> **TASK ITEM**
Nothing but the lines from the one with "Transcribe this image's" through the last line of the data should be restated, each word for word.

####################

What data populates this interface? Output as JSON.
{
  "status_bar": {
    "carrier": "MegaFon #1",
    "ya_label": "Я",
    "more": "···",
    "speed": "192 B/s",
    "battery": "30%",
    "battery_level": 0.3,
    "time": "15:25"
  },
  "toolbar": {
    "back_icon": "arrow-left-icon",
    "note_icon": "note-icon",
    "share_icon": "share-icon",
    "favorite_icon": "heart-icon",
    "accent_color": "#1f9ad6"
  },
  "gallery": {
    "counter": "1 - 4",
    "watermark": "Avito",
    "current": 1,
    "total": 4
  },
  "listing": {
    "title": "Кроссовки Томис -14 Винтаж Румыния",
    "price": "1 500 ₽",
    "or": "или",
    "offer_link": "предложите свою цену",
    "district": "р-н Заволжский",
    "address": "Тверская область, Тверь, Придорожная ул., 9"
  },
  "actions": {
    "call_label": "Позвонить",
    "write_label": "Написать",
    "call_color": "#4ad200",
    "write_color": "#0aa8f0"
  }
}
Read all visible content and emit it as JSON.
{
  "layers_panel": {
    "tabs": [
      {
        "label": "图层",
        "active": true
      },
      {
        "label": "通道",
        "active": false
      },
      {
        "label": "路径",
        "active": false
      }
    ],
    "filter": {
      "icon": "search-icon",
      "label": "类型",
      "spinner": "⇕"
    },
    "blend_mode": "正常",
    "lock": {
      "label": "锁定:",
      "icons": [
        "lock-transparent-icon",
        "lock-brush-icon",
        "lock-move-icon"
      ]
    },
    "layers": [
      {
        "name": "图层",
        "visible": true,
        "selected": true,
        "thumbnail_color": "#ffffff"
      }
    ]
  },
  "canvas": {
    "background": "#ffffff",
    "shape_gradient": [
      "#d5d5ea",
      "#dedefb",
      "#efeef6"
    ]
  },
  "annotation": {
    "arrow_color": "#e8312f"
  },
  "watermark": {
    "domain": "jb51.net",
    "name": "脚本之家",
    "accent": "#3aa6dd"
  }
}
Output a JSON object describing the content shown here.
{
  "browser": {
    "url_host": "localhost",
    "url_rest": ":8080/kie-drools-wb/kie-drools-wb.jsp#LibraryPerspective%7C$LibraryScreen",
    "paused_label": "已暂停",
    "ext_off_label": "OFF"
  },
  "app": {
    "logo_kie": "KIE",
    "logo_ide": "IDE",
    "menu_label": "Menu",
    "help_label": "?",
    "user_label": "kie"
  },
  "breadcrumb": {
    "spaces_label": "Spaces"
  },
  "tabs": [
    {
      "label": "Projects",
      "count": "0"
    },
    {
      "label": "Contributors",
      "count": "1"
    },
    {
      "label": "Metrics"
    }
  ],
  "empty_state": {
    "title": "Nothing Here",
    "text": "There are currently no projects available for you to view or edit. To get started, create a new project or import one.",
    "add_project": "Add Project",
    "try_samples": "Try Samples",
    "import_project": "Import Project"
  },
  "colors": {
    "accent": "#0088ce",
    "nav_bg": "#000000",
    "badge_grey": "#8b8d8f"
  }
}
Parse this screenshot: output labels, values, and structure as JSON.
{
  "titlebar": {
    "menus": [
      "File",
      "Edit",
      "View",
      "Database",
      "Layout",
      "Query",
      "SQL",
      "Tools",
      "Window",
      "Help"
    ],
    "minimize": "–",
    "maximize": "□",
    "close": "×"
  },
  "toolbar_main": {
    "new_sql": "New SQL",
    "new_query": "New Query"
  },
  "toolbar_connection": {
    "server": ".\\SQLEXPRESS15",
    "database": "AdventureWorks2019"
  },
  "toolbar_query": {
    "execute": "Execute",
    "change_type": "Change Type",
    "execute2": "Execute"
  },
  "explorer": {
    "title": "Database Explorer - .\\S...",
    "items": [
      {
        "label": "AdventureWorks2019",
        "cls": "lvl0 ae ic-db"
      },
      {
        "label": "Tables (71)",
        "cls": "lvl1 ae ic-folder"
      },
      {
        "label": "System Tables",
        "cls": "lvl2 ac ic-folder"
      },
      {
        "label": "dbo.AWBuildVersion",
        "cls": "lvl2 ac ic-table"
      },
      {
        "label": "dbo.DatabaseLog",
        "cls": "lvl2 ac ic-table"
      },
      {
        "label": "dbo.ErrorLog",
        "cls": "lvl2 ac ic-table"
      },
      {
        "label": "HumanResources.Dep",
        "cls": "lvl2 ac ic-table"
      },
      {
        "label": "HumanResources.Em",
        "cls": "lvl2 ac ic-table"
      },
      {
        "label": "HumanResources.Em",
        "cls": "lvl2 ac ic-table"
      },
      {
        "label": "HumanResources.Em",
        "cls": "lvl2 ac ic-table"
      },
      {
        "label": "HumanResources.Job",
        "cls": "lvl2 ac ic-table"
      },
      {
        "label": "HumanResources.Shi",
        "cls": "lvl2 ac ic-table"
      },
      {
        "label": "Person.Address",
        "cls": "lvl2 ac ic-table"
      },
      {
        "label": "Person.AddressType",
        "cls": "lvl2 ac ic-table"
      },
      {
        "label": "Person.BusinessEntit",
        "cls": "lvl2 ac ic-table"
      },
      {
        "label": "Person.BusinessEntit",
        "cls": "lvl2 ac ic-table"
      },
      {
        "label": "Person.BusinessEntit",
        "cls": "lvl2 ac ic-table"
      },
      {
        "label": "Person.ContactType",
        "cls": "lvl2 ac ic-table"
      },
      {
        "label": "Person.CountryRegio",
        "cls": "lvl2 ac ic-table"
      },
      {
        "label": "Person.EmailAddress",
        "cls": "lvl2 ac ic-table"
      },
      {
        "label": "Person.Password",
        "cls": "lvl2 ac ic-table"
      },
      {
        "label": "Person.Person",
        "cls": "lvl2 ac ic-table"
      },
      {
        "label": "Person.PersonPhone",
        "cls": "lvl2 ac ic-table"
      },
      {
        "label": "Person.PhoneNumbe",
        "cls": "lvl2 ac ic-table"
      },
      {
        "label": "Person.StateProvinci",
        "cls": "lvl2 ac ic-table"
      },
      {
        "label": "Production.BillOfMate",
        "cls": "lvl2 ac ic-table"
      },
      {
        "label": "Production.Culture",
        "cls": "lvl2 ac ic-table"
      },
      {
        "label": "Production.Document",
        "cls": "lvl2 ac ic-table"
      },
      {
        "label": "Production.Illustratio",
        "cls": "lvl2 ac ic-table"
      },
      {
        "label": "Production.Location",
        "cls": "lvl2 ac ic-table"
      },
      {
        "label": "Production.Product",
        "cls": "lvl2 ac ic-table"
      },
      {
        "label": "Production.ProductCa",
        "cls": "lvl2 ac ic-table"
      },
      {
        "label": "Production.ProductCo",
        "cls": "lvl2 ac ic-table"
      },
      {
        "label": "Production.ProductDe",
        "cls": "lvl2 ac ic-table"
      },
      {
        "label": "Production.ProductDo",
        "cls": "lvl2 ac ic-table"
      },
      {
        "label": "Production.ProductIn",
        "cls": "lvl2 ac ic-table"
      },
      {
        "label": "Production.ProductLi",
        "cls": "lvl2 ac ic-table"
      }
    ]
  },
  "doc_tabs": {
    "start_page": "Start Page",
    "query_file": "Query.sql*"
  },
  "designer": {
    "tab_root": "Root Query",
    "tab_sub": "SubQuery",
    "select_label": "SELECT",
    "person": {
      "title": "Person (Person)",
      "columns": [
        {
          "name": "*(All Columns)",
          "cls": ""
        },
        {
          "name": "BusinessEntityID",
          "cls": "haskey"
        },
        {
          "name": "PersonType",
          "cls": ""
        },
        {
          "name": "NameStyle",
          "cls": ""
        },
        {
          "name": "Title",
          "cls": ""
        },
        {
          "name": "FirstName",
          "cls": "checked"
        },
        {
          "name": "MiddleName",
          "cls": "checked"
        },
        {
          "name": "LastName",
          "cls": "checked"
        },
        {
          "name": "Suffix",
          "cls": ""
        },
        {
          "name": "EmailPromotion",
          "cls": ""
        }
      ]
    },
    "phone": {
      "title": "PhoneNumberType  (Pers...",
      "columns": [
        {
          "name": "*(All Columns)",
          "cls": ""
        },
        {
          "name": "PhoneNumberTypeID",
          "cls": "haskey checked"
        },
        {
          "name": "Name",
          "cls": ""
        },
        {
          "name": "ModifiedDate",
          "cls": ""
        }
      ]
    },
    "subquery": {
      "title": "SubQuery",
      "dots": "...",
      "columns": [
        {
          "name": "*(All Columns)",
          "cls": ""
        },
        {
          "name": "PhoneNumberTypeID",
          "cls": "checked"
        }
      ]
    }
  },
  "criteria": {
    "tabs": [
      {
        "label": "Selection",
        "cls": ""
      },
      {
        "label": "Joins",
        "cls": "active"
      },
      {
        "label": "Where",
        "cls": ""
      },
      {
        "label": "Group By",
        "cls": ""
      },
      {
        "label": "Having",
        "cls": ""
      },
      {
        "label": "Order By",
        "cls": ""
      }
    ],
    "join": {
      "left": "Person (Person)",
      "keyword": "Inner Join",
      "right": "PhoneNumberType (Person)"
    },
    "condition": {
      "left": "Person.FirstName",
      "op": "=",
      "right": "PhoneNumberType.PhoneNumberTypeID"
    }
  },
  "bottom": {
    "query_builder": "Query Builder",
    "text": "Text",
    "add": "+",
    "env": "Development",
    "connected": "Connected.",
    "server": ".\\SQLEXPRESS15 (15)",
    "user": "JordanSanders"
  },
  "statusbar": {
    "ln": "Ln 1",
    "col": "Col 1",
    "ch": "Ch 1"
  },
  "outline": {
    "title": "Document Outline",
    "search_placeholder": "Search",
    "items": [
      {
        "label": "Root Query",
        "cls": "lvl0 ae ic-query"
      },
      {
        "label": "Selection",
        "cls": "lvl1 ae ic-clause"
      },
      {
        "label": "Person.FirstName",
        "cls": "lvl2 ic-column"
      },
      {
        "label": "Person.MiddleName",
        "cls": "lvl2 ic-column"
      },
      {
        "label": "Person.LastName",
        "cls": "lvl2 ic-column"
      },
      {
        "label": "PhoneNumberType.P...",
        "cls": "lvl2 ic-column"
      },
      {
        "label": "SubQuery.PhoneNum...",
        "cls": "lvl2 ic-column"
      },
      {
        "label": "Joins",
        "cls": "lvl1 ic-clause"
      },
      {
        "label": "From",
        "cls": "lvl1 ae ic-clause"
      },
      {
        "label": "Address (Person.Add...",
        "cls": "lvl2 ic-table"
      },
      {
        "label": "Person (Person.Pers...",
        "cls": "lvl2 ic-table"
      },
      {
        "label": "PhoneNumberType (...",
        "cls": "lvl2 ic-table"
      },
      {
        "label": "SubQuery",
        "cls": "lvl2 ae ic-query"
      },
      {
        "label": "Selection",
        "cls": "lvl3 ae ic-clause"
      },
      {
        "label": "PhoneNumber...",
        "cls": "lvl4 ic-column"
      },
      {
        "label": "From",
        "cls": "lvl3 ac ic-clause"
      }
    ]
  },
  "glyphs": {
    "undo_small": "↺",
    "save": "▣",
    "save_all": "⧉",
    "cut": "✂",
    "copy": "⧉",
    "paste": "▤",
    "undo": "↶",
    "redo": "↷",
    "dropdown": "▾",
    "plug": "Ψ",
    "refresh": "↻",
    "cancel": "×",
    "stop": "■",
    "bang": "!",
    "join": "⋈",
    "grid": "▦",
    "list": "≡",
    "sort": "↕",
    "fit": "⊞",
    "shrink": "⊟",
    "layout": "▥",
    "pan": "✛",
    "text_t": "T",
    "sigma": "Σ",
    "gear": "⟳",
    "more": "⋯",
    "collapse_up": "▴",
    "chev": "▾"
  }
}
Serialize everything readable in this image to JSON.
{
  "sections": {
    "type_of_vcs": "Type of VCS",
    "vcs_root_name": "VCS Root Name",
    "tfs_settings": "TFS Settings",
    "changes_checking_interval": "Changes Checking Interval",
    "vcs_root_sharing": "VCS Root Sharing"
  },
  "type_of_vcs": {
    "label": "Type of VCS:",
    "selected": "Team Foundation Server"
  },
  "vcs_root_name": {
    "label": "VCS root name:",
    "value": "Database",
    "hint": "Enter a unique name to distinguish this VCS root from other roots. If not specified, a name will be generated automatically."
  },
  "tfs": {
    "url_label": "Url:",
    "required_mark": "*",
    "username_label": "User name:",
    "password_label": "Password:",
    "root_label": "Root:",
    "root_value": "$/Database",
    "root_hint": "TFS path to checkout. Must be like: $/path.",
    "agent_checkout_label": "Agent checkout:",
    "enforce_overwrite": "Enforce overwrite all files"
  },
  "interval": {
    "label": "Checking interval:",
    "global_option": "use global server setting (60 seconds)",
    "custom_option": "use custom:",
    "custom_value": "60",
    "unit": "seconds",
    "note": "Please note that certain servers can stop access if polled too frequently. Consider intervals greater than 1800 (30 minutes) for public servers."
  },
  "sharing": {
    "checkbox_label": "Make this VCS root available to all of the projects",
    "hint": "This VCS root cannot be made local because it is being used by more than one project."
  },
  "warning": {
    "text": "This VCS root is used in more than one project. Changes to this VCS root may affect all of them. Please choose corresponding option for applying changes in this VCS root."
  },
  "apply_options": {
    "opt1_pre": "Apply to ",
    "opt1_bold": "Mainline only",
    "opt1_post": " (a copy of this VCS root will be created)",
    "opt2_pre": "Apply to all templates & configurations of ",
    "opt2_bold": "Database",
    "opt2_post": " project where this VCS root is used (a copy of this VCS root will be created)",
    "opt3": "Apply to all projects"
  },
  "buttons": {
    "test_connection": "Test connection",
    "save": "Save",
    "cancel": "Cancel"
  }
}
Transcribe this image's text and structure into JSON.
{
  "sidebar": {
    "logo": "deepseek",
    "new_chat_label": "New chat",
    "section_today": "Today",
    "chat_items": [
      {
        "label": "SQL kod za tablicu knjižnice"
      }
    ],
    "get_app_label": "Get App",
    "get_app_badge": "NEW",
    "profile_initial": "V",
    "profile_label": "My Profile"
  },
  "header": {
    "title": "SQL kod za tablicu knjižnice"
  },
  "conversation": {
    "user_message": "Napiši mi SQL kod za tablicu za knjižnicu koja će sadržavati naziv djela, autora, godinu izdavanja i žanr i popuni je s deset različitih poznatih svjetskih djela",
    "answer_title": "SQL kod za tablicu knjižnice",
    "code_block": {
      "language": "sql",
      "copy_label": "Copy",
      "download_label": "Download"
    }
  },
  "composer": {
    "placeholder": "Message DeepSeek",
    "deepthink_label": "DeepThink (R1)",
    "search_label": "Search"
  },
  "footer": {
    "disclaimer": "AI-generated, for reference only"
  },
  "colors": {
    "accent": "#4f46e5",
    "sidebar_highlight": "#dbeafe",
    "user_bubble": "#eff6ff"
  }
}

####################

> **EXPECTED ANSWER**
Transcribe this image's text and structure into JSON.
{
  "sidebar": {
    "logo": "deepseek",
    "new_chat_label": "New chat",
    "section_today": "Today",
    "chat_items": [
      {
        "label": "SQL kod za tablicu knjižnice"
      }
    ],
    "get_app_label": "Get App",
    "get_app_badge": "NEW",
    "profile_initial": "V",
    "profile_label": "My Profile"
  },
  "header": {
    "title": "SQL kod za tablicu knjižnice"
  },
  "conversation": {
    "user_message": "Napiši mi SQL kod za tablicu za knjižnicu koja će sadržavati naziv djela, autora, godinu izdavanja i žanr i popuni je s deset različitih poznatih svjetskih djela",
    "answer_title": "SQL kod za tablicu knjižnice",
    "code_block": {
      "language": "sql",
      "copy_label": "Copy",
      "download_label": "Download"
    }
  },
  "composer": {
    "placeholder": "Message DeepSeek",
    "deepthink_label": "DeepThink (R1)",
    "search_label": "Search"
  },
  "footer": {
    "disclaimer": "AI-generated, for reference only"
  },
  "colors": {
    "accent": "#4f46e5",
    "sidebar_highlight": "#dbeafe",
    "user_bubble": "#eff6ff"
  }
}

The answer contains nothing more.